The Mingo, who resided in the Tygart Valley and along the Ohio River in present-day West Virginia's Northern Panhandle region, the Delaware, who lived in present-day eastern Pennsylvania, New Jersey and Delaware, but had several autonomous settlements as far south as present-day Braxton County used the area as a hunting ground. Following the French and Indian War, the Mingo retreated to their homes along the banks of the Ohio River and were seen in the Eastern Panhandle region. Although the French and Indian War was over, many Indians continued to view the British as a threat to their sovereignty and continued to fight them. In the summer of 1763, Pontiac, an Ottawa chief, led raids on key British forts in the Great Lakes region. Shawnee chief Keigh-tugh-qua known as Cornstalk, led similar attacks on western Virginia settlements, starting with attacks in present-day Greenbrier County and extending northward to Berkeley Springs, into the northern Shenandoah Valley. By the end of July, Indians had destroyed or captured all British forts west of the Alleghenies except Fort Detroit, Fort Pitt, Fort Niagara.
The uprisings were ended on August 6, 1763 when British forces, under the command of Colonel Henry Bouquet, defeated Delaware and Shawnee forces at Bushy Run in western Pennsylvania. During the American Revolutionary War, the Mingo and Shawnee, headquartered at Chillicothe, allied themselves with the British. In 1777, a party of 350 Wyandots and Mingos, armed by the British, attacked Fort Henry, near present-day Wheeling. Nearly half of the soldiers manning the fort were killed in the three-day assault; the Indians left the area celebrating their victory. For the remainder of the war, smaller raiding parties of Mingo and other Indian tribes terrorized settlers throughout northern and eastern West Virginia; as a result, European settlement throughout present-day West Virginia, including the Eastern Panhandle, came to a virtual standstill until the war's conclusion. Following the war, the Mingo and Shawnee, once again allied with the losing side, returned to their homes; as the number of settlers in present-day West Virginia began to grow, both the Mingo and Shawnee moved further inland, leaving their traditional hunting ground to the white settlers.

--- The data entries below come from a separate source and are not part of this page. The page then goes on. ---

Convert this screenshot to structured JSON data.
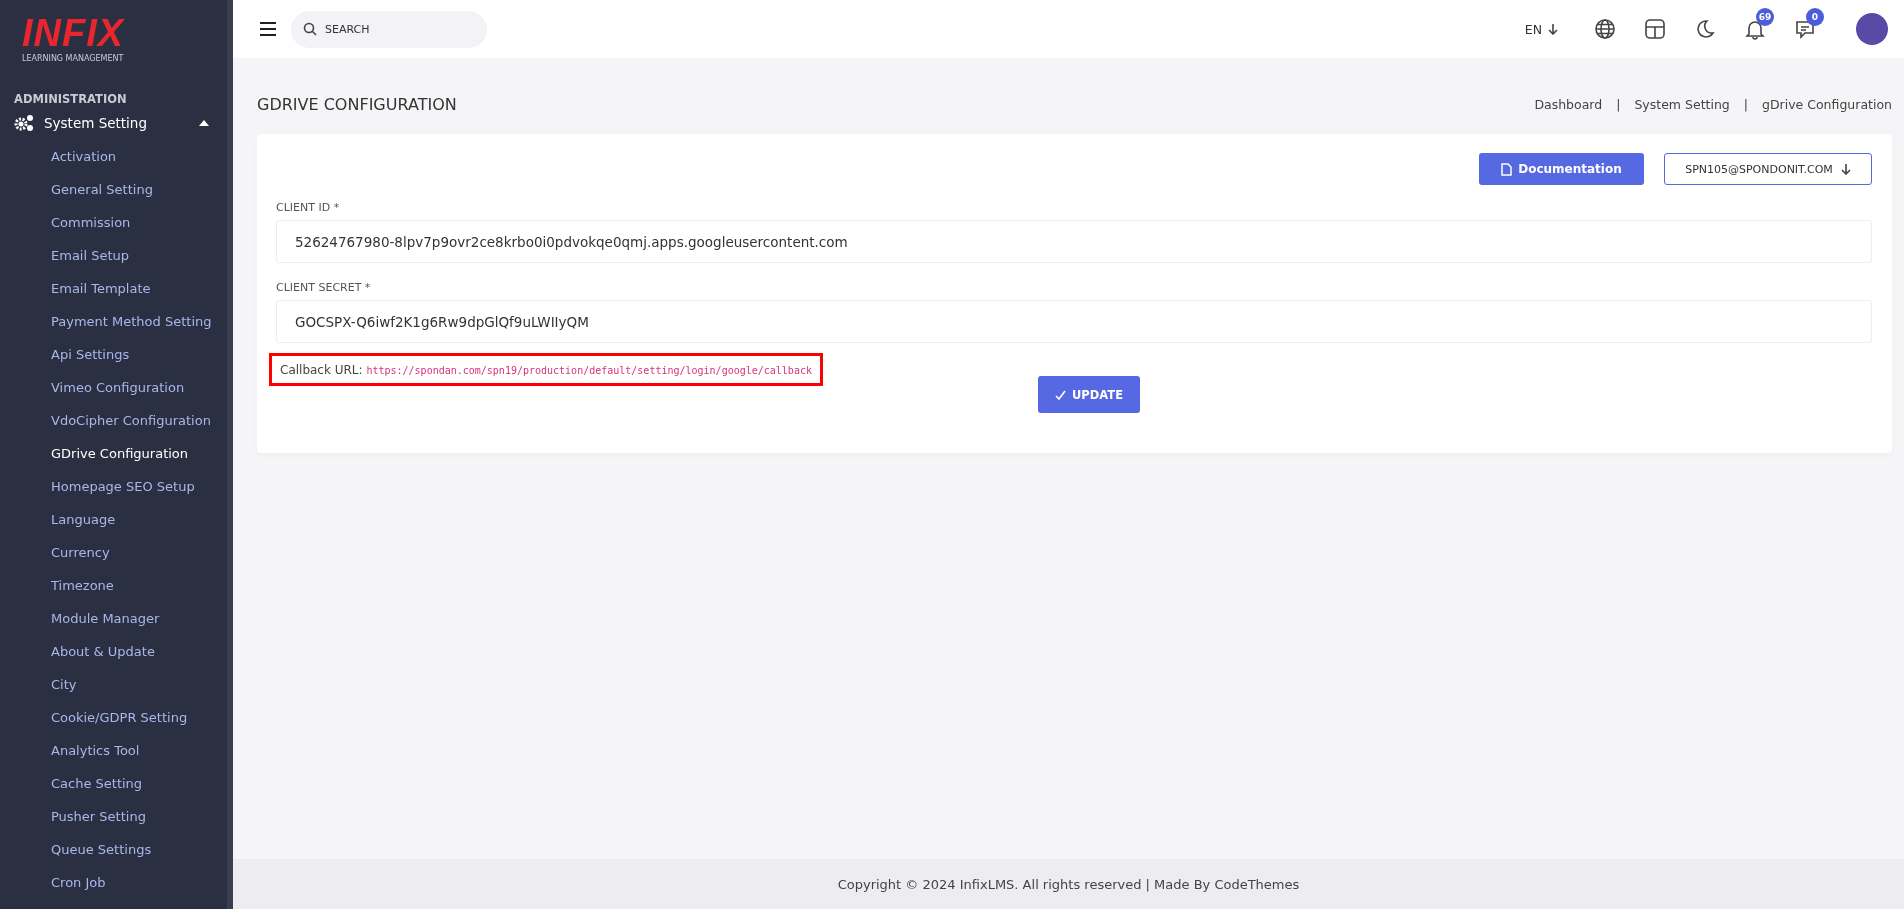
{
  "logo": {
    "brand": "INFIX",
    "tagline": "LEARNING MANAGEMENT"
  },
  "sidebar": {
    "section": "ADMINISTRATION",
    "group": {
      "label": "System Setting",
      "expanded": true
    },
    "items": [
      {
        "label": "Activation",
        "selected": false
      },
      {
        "label": "General Setting",
        "selected": false
      },
      {
        "label": "Commission",
        "selected": false
      },
      {
        "label": "Email Setup",
        "selected": false
      },
      {
        "label": "Email Template",
        "selected": false
      },
      {
        "label": "Payment Method Setting",
        "selected": false
      },
      {
        "label": "Api Settings",
        "selected": false
      },
      {
        "label": "Vimeo Configuration",
        "selected": false
      },
      {
        "label": "VdoCipher Configuration",
        "selected": false
      },
      {
        "label": "GDrive Configuration",
        "selected": true
      },
      {
        "label": "Homepage SEO Setup",
        "selected": false
      },
      {
        "label": "Language",
        "selected": false
      },
      {
        "label": "Currency",
        "selected": false
      },
      {
        "label": "Timezone",
        "selected": false
      },
      {
        "label": "Module Manager",
        "selected": false
      },
      {
        "label": "About & Update",
        "selected": false
      },
      {
        "label": "City",
        "selected": false
      },
      {
        "label": "Cookie/GDPR Setting",
        "selected": false
      },
      {
        "label": "Analytics Tool",
        "selected": false
      },
      {
        "label": "Cache Setting",
        "selected": false
      },
      {
        "label": "Pusher Setting",
        "selected": false
      },
      {
        "label": "Queue Settings",
        "selected": false
      },
      {
        "label": "Cron Job",
        "selected": false
      }
    ]
  },
  "header": {
    "search": {
      "placeholder": "SEARCH"
    },
    "language": "EN",
    "notifications": "69",
    "messages": "0"
  },
  "page": {
    "title": "GDRIVE CONFIGURATION",
    "breadcrumbs": [
      "Dashboard",
      "System Setting",
      "gDrive Configuration"
    ],
    "breadcrumb_separator": "|"
  },
  "card": {
    "documentation_button": "Documentation",
    "account_button": "SPN105@SPONDONIT.COM",
    "fields": [
      {
        "label": "CLIENT ID *",
        "value": "52624767980-8lpv7p9ovr2ce8krbo0i0pdvokqe0qmj.apps.googleusercontent.com"
      },
      {
        "label": "CLIENT SECRET *",
        "value": "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"
      }
    ],
    "callback": {
      "label": "Callback URL:",
      "url": "https://spondan.com/spn19/production/default/setting/login/google/callback"
    },
    "update_button": "UPDATE"
  },
  "footer": "Copyright © 2024 InfixLMS. All rights reserved | Made By CodeThemes"
}
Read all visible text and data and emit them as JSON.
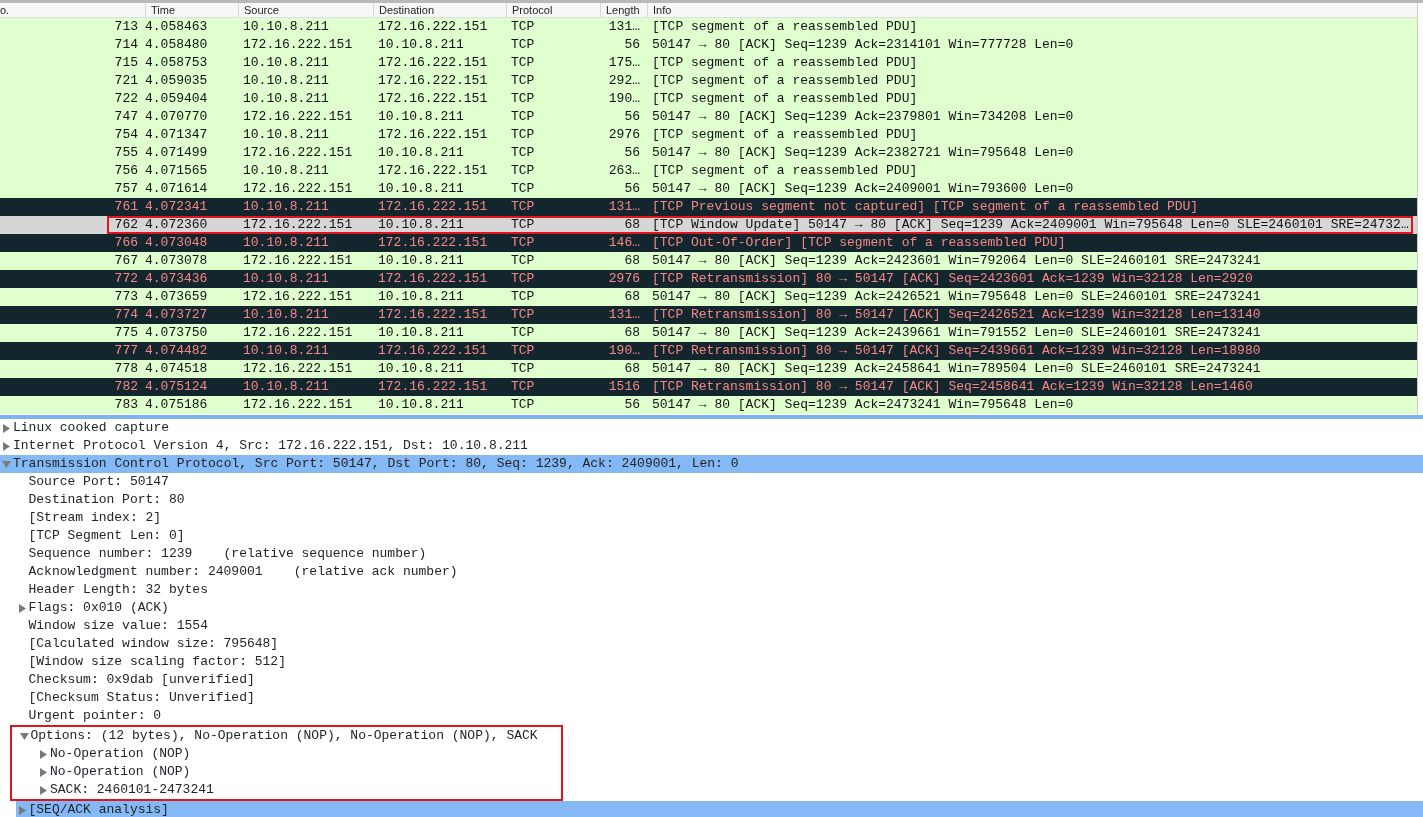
{
  "packet_list": {
    "columns": [
      "o.",
      "Time",
      "Source",
      "Destination",
      "Protocol",
      "Length",
      "Info"
    ],
    "rows": [
      {
        "kind": "normal",
        "selected": false,
        "outlined": false,
        "cells": [
          "713",
          "4.058463",
          "10.10.8.211",
          "172.16.222.151",
          "TCP",
          "131…",
          "[TCP segment of a reassembled PDU]"
        ]
      },
      {
        "kind": "normal",
        "selected": false,
        "outlined": false,
        "cells": [
          "714",
          "4.058480",
          "172.16.222.151",
          "10.10.8.211",
          "TCP",
          "56",
          "50147 → 80 [ACK] Seq=1239 Ack=2314101 Win=777728 Len=0"
        ]
      },
      {
        "kind": "normal",
        "selected": false,
        "outlined": false,
        "cells": [
          "715",
          "4.058753",
          "10.10.8.211",
          "172.16.222.151",
          "TCP",
          "175…",
          "[TCP segment of a reassembled PDU]"
        ]
      },
      {
        "kind": "normal",
        "selected": false,
        "outlined": false,
        "cells": [
          "721",
          "4.059035",
          "10.10.8.211",
          "172.16.222.151",
          "TCP",
          "292…",
          "[TCP segment of a reassembled PDU]"
        ]
      },
      {
        "kind": "normal",
        "selected": false,
        "outlined": false,
        "cells": [
          "722",
          "4.059404",
          "10.10.8.211",
          "172.16.222.151",
          "TCP",
          "190…",
          "[TCP segment of a reassembled PDU]"
        ]
      },
      {
        "kind": "normal",
        "selected": false,
        "outlined": false,
        "cells": [
          "747",
          "4.070770",
          "172.16.222.151",
          "10.10.8.211",
          "TCP",
          "56",
          "50147 → 80 [ACK] Seq=1239 Ack=2379801 Win=734208 Len=0"
        ]
      },
      {
        "kind": "normal",
        "selected": false,
        "outlined": false,
        "cells": [
          "754",
          "4.071347",
          "10.10.8.211",
          "172.16.222.151",
          "TCP",
          "2976",
          "[TCP segment of a reassembled PDU]"
        ]
      },
      {
        "kind": "normal",
        "selected": false,
        "outlined": false,
        "cells": [
          "755",
          "4.071499",
          "172.16.222.151",
          "10.10.8.211",
          "TCP",
          "56",
          "50147 → 80 [ACK] Seq=1239 Ack=2382721 Win=795648 Len=0"
        ]
      },
      {
        "kind": "normal",
        "selected": false,
        "outlined": false,
        "cells": [
          "756",
          "4.071565",
          "10.10.8.211",
          "172.16.222.151",
          "TCP",
          "263…",
          "[TCP segment of a reassembled PDU]"
        ]
      },
      {
        "kind": "normal",
        "selected": false,
        "outlined": false,
        "cells": [
          "757",
          "4.071614",
          "172.16.222.151",
          "10.10.8.211",
          "TCP",
          "56",
          "50147 → 80 [ACK] Seq=1239 Ack=2409001 Win=793600 Len=0"
        ]
      },
      {
        "kind": "error",
        "selected": false,
        "outlined": false,
        "cells": [
          "761",
          "4.072341",
          "10.10.8.211",
          "172.16.222.151",
          "TCP",
          "131…",
          "[TCP Previous segment not captured] [TCP segment of a reassembled PDU]"
        ]
      },
      {
        "kind": "normal",
        "selected": true,
        "outlined": true,
        "cells": [
          "762",
          "4.072360",
          "172.16.222.151",
          "10.10.8.211",
          "TCP",
          "68",
          "[TCP Window Update] 50147 → 80 [ACK] Seq=1239 Ack=2409001 Win=795648 Len=0 SLE=2460101 SRE=24732…"
        ]
      },
      {
        "kind": "error",
        "selected": false,
        "outlined": false,
        "cells": [
          "766",
          "4.073048",
          "10.10.8.211",
          "172.16.222.151",
          "TCP",
          "146…",
          "[TCP Out-Of-Order] [TCP segment of a reassembled PDU]"
        ]
      },
      {
        "kind": "normal",
        "selected": false,
        "outlined": false,
        "cells": [
          "767",
          "4.073078",
          "172.16.222.151",
          "10.10.8.211",
          "TCP",
          "68",
          "50147 → 80 [ACK] Seq=1239 Ack=2423601 Win=792064 Len=0 SLE=2460101 SRE=2473241"
        ]
      },
      {
        "kind": "error",
        "selected": false,
        "outlined": false,
        "cells": [
          "772",
          "4.073436",
          "10.10.8.211",
          "172.16.222.151",
          "TCP",
          "2976",
          "[TCP Retransmission] 80 → 50147 [ACK] Seq=2423601 Ack=1239 Win=32128 Len=2920"
        ]
      },
      {
        "kind": "normal",
        "selected": false,
        "outlined": false,
        "cells": [
          "773",
          "4.073659",
          "172.16.222.151",
          "10.10.8.211",
          "TCP",
          "68",
          "50147 → 80 [ACK] Seq=1239 Ack=2426521 Win=795648 Len=0 SLE=2460101 SRE=2473241"
        ]
      },
      {
        "kind": "error",
        "selected": false,
        "outlined": false,
        "cells": [
          "774",
          "4.073727",
          "10.10.8.211",
          "172.16.222.151",
          "TCP",
          "131…",
          "[TCP Retransmission] 80 → 50147 [ACK] Seq=2426521 Ack=1239 Win=32128 Len=13140"
        ]
      },
      {
        "kind": "normal",
        "selected": false,
        "outlined": false,
        "cells": [
          "775",
          "4.073750",
          "172.16.222.151",
          "10.10.8.211",
          "TCP",
          "68",
          "50147 → 80 [ACK] Seq=1239 Ack=2439661 Win=791552 Len=0 SLE=2460101 SRE=2473241"
        ]
      },
      {
        "kind": "error",
        "selected": false,
        "outlined": false,
        "cells": [
          "777",
          "4.074482",
          "10.10.8.211",
          "172.16.222.151",
          "TCP",
          "190…",
          "[TCP Retransmission] 80 → 50147 [ACK] Seq=2439661 Ack=1239 Win=32128 Len=18980"
        ]
      },
      {
        "kind": "normal",
        "selected": false,
        "outlined": false,
        "cells": [
          "778",
          "4.074518",
          "172.16.222.151",
          "10.10.8.211",
          "TCP",
          "68",
          "50147 → 80 [ACK] Seq=1239 Ack=2458641 Win=789504 Len=0 SLE=2460101 SRE=2473241"
        ]
      },
      {
        "kind": "error",
        "selected": false,
        "outlined": false,
        "cells": [
          "782",
          "4.075124",
          "10.10.8.211",
          "172.16.222.151",
          "TCP",
          "1516",
          "[TCP Retransmission] 80 → 50147 [ACK] Seq=2458641 Ack=1239 Win=32128 Len=1460"
        ]
      },
      {
        "kind": "normal",
        "selected": false,
        "outlined": false,
        "cells": [
          "783",
          "4.075186",
          "172.16.222.151",
          "10.10.8.211",
          "TCP",
          "56",
          "50147 → 80 [ACK] Seq=1239 Ack=2473241 Win=795648 Len=0"
        ]
      }
    ]
  },
  "packet_details": [
    {
      "label": "Linux cooked capture",
      "expanded": false,
      "selected": false
    },
    {
      "label": "Internet Protocol Version 4, Src: 172.16.222.151, Dst: 10.10.8.211",
      "expanded": false,
      "selected": false
    },
    {
      "label": "Transmission Control Protocol, Src Port: 50147, Dst Port: 80, Seq: 1239, Ack: 2409001, Len: 0",
      "expanded": true,
      "selected": true,
      "children": [
        {
          "label": "Source Port: 50147",
          "selected": false
        },
        {
          "label": "Destination Port: 80",
          "selected": false
        },
        {
          "label": "[Stream index: 2]",
          "selected": false
        },
        {
          "label": "[TCP Segment Len: 0]",
          "selected": false
        },
        {
          "label": "Sequence number: 1239    (relative sequence number)",
          "selected": false
        },
        {
          "label": "Acknowledgment number: 2409001    (relative ack number)",
          "selected": false
        },
        {
          "label": "Header Length: 32 bytes",
          "selected": false
        },
        {
          "label": "Flags: 0x010 (ACK)",
          "expanded": false,
          "selected": false
        },
        {
          "label": "Window size value: 1554",
          "selected": false
        },
        {
          "label": "[Calculated window size: 795648]",
          "selected": false
        },
        {
          "label": "[Window size scaling factor: 512]",
          "selected": false
        },
        {
          "label": "Checksum: 0x9dab [unverified]",
          "selected": false
        },
        {
          "label": "[Checksum Status: Unverified]",
          "selected": false
        },
        {
          "label": "Urgent pointer: 0",
          "selected": false
        },
        {
          "label": "Options: (12 bytes), No-Operation (NOP), No-Operation (NOP), SACK",
          "expanded": true,
          "selected": false,
          "outlined": true,
          "children": [
            {
              "label": "No-Operation (NOP)",
              "expanded": false,
              "selected": false
            },
            {
              "label": "No-Operation (NOP)",
              "expanded": false,
              "selected": false
            },
            {
              "label": "SACK: 2460101-2473241",
              "expanded": false,
              "selected": false
            }
          ]
        },
        {
          "label": "[SEQ/ACK analysis]",
          "expanded": false,
          "selected": true
        }
      ]
    }
  ]
}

In 1670, John Lederer, a German physician and explorer employed by S